ACTIVITY: What lines in the data below mention the string "views"? Copy them out.

Data records for software interfaces:
□ □ □ □ □ □ □
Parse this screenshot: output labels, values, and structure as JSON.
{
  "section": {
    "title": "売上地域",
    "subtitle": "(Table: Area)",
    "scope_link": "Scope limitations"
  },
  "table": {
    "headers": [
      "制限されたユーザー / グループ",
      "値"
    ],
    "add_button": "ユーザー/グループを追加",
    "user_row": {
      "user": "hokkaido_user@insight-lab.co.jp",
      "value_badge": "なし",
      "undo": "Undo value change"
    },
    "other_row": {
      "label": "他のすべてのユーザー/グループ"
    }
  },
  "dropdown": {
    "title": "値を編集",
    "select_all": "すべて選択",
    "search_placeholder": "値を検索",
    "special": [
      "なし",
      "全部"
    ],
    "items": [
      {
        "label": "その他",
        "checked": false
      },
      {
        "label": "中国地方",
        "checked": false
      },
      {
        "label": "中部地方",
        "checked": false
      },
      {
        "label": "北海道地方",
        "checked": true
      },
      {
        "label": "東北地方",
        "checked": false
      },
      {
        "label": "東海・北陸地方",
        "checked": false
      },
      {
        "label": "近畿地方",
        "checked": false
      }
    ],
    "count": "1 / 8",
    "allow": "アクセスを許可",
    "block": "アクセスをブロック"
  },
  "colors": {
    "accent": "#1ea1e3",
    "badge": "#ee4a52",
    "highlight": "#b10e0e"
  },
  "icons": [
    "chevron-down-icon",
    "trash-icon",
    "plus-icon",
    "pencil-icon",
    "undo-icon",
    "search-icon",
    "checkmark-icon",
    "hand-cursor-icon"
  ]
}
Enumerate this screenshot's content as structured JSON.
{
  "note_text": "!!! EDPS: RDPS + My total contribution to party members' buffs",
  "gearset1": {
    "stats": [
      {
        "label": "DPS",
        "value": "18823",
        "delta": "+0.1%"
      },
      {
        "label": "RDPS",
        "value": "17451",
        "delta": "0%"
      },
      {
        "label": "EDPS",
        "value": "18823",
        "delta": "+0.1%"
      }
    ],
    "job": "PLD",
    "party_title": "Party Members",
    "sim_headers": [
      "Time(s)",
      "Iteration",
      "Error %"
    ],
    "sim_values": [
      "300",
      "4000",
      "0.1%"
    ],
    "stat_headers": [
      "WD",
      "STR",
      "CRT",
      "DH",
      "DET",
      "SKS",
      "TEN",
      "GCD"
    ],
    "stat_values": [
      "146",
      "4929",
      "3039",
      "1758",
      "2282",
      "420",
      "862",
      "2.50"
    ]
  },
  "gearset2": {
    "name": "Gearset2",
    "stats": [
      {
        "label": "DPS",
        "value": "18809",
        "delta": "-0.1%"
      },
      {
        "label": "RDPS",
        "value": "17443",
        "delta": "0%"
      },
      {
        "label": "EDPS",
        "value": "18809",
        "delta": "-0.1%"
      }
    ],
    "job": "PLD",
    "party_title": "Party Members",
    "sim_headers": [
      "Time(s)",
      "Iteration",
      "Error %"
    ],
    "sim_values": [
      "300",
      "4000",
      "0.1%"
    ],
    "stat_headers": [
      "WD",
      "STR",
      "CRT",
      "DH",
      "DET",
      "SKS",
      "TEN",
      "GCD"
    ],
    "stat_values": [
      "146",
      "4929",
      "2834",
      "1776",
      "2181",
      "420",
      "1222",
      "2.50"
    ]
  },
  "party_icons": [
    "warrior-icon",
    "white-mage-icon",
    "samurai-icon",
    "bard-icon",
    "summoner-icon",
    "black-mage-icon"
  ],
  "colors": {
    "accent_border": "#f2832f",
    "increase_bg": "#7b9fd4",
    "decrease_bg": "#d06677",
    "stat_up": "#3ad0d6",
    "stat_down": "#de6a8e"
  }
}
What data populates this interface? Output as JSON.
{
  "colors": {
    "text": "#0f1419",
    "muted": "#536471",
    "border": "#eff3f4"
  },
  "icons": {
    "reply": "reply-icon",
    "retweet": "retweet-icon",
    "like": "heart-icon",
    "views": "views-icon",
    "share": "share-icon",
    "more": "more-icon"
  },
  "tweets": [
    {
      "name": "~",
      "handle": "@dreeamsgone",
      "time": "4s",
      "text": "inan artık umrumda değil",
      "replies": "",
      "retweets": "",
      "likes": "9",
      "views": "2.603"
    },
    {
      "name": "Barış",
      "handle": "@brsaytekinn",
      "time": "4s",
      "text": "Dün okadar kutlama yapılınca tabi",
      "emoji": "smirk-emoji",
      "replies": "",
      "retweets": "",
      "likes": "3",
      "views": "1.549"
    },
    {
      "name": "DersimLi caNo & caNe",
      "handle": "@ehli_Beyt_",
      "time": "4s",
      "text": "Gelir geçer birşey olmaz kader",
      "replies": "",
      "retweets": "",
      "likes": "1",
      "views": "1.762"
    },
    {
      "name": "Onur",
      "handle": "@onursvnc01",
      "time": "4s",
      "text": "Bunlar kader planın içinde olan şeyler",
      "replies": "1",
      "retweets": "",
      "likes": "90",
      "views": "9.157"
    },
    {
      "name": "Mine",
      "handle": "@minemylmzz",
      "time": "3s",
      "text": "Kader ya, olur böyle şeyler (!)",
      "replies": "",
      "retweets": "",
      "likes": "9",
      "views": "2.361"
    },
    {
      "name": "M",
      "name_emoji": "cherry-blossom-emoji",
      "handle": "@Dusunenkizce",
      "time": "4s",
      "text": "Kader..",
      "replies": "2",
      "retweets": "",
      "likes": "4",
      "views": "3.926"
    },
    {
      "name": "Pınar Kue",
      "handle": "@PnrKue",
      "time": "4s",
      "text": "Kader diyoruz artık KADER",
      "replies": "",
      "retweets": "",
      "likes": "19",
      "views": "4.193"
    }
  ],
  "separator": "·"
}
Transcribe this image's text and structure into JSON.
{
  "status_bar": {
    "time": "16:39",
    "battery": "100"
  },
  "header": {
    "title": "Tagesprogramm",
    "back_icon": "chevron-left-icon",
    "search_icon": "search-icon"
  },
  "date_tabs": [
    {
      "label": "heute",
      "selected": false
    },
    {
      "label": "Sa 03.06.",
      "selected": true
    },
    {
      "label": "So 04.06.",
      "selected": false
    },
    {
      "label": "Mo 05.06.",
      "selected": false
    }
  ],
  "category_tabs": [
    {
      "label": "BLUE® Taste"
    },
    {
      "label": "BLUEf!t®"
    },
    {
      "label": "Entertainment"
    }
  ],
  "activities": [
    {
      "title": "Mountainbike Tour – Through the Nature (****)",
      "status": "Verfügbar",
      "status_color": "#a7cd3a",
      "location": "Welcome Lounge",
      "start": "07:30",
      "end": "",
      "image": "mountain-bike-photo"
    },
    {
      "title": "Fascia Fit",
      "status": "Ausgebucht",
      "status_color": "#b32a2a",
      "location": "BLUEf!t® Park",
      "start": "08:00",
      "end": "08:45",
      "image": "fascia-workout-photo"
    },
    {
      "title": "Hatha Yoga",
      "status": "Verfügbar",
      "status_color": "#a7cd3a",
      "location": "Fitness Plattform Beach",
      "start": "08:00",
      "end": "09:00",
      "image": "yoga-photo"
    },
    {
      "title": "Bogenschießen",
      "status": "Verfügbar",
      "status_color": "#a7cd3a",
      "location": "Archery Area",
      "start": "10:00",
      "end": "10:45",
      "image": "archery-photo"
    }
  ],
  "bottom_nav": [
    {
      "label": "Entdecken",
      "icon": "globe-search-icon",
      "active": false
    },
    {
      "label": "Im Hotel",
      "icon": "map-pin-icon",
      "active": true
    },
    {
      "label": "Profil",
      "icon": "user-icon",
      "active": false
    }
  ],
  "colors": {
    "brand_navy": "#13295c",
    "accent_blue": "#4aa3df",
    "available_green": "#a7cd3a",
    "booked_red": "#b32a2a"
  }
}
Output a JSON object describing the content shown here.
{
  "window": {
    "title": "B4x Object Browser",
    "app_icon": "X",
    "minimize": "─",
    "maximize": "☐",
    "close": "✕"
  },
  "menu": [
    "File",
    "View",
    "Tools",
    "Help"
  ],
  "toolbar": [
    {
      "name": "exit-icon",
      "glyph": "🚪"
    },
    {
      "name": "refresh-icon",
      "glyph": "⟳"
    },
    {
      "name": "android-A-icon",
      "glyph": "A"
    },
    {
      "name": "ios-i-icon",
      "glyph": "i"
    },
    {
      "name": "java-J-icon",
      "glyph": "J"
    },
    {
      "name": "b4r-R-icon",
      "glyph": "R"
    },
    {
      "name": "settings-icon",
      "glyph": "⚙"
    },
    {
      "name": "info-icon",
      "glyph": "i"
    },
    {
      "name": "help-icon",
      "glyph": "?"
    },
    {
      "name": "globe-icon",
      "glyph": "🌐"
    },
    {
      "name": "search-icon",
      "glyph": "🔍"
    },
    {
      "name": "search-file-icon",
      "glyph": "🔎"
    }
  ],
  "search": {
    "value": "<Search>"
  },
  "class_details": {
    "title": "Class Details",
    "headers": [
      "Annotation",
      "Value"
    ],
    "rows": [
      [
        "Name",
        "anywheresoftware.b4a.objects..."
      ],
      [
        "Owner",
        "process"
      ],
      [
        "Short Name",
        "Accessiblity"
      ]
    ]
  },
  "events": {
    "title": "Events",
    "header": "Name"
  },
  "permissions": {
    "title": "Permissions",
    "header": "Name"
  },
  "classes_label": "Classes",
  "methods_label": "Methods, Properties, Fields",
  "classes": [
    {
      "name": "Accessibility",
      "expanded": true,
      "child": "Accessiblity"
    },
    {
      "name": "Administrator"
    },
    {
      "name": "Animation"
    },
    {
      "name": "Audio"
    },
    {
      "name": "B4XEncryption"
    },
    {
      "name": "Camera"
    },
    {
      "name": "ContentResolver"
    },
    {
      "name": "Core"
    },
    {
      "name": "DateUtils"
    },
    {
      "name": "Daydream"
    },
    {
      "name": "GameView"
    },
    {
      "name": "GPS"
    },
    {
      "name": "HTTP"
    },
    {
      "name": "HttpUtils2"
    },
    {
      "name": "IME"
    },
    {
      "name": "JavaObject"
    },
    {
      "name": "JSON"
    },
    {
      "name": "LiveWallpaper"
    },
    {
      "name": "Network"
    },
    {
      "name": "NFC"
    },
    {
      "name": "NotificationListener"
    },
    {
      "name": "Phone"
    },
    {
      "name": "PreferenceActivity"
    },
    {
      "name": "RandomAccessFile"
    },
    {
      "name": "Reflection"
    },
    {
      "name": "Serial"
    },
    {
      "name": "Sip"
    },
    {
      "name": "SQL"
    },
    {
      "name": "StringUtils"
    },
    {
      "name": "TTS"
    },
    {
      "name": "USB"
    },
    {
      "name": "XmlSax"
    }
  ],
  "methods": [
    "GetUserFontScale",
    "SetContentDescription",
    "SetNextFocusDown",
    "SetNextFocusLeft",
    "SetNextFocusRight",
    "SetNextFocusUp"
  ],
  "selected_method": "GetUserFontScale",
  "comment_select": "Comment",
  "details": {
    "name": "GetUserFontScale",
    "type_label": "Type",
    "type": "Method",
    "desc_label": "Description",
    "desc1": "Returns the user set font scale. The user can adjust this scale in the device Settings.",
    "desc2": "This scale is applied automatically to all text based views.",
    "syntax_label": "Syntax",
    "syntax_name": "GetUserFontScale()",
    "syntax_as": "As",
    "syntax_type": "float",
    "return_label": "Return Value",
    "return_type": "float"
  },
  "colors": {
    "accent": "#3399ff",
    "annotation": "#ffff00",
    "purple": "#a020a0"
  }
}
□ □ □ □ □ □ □
RESULT OF THIS TASK:
    "views": "views-icon",
      "views": "2.603"
      "views": "1.549"
      "views": "1.762"
      "views": "9.157"
      "views": "2.361"
      "views": "3.926"
      "views": "4.193"
    "desc2": "This scale is applied automatically to all text based views.",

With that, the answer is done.